*** Block opens ***
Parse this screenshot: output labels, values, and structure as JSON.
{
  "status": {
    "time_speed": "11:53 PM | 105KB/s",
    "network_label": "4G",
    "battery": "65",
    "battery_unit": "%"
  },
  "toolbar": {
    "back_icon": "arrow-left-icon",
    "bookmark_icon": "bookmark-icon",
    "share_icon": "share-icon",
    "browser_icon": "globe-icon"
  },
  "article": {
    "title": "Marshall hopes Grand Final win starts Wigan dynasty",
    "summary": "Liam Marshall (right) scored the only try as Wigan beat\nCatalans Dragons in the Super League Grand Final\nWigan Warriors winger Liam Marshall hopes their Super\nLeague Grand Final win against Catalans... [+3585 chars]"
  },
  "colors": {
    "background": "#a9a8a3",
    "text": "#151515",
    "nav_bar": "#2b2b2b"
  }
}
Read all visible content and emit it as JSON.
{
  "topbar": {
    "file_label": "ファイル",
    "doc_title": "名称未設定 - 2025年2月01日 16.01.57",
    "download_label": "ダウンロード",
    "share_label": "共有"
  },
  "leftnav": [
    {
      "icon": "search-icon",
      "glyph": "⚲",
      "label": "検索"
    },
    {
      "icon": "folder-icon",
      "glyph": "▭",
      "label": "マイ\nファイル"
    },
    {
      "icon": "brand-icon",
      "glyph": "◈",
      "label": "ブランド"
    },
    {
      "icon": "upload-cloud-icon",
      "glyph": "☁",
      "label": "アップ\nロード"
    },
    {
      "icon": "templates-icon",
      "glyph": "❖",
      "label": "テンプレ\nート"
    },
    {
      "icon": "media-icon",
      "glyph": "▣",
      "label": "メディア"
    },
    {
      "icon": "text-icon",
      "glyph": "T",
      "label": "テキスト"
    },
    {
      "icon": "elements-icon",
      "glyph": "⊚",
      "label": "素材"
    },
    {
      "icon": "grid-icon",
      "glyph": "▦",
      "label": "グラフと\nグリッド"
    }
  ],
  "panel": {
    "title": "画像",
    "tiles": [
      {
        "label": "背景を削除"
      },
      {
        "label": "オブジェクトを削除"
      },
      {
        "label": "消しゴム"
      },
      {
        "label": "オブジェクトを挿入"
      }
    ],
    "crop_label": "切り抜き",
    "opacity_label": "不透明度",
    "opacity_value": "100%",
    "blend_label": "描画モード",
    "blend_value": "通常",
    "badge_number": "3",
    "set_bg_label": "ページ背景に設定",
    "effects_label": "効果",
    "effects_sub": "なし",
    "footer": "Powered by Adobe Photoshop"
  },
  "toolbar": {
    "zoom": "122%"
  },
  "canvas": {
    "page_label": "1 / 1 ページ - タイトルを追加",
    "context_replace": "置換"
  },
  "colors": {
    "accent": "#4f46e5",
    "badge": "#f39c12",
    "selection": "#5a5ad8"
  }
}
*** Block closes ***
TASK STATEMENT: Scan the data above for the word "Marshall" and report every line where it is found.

TASK ANSWER:
    "title": "Marshall hopes Grand Final win starts Wigan dynasty",
    "summary": "Liam Marshall (right) scored the only try as Wigan beat\nCatalans Dragons in the Super League Grand Final\nWigan Warriors winger Liam Marshall hopes their Super\nLeague Grand Final win against Catalans... [+3585 chars]"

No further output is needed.